All of the listing, from first line to last, should be output exactly; the pictures stay out.
──────── Records supplied ────────
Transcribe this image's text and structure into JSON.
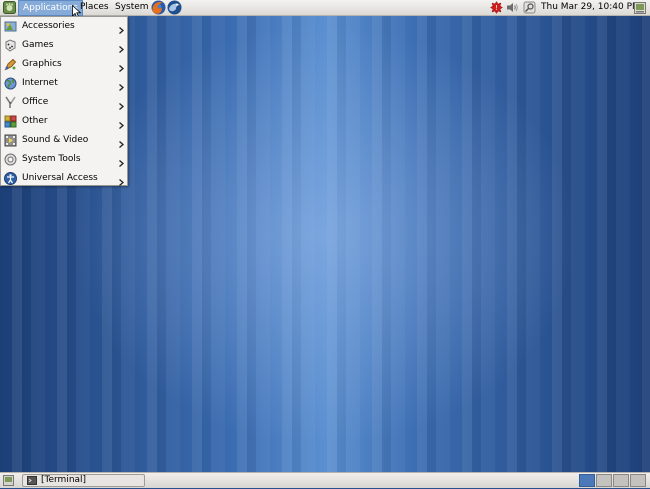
{
  "top_panel": {
    "menus": [
      "Applications",
      "Places",
      "System"
    ],
    "clock": "Thu Mar 29, 10:40 PM",
    "icons": {
      "foot": "gnome-foot-icon",
      "firefox": "firefox-icon",
      "thunderbird": "thunderbird-icon",
      "updates": "update-alert-icon",
      "volume": "volume-icon",
      "network": "network-icon",
      "show_desktop": "show-desktop-icon"
    }
  },
  "apps_menu": {
    "items": [
      {
        "label": "Accessories",
        "icon": "accessories-icon"
      },
      {
        "label": "Games",
        "icon": "games-icon"
      },
      {
        "label": "Graphics",
        "icon": "graphics-icon"
      },
      {
        "label": "Internet",
        "icon": "internet-icon"
      },
      {
        "label": "Office",
        "icon": "office-icon"
      },
      {
        "label": "Other",
        "icon": "other-icon"
      },
      {
        "label": "Sound & Video",
        "icon": "sound-video-icon"
      },
      {
        "label": "System Tools",
        "icon": "system-tools-icon"
      },
      {
        "label": "Universal Access",
        "icon": "universal-access-icon"
      }
    ]
  },
  "bottom_panel": {
    "task": "[Terminal]",
    "workspaces": 4,
    "active_workspace": 1
  },
  "colors": {
    "menu_highlight": "#86abd9",
    "desktop_blue": "#3a6bb0"
  }
}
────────
- _Answer_
Transcribe this image's text and structure into JSON.
{
  "top_panel": {
    "menus": [
      "Applications",
      "Places",
      "System"
    ],
    "clock": "Thu Mar 29, 10:40 PM",
    "icons": {
      "foot": "gnome-foot-icon",
      "firefox": "firefox-icon",
      "thunderbird": "thunderbird-icon",
      "updates": "update-alert-icon",
      "volume": "volume-icon",
      "network": "network-icon",
      "show_desktop": "show-desktop-icon"
    }
  },
  "apps_menu": {
    "items": [
      {
        "label": "Accessories",
        "icon": "accessories-icon"
      },
      {
        "label": "Games",
        "icon": "games-icon"
      },
      {
        "label": "Graphics",
        "icon": "graphics-icon"
      },
      {
        "label": "Internet",
        "icon": "internet-icon"
      },
      {
        "label": "Office",
        "icon": "office-icon"
      },
      {
        "label": "Other",
        "icon": "other-icon"
      },
      {
        "label": "Sound & Video",
        "icon": "sound-video-icon"
      },
      {
        "label": "System Tools",
        "icon": "system-tools-icon"
      },
      {
        "label": "Universal Access",
        "icon": "universal-access-icon"
      }
    ]
  },
  "bottom_panel": {
    "task": "[Terminal]",
    "workspaces": 4,
    "active_workspace": 1
  },
  "colors": {
    "menu_highlight": "#86abd9",
    "desktop_blue": "#3a6bb0"
  }
}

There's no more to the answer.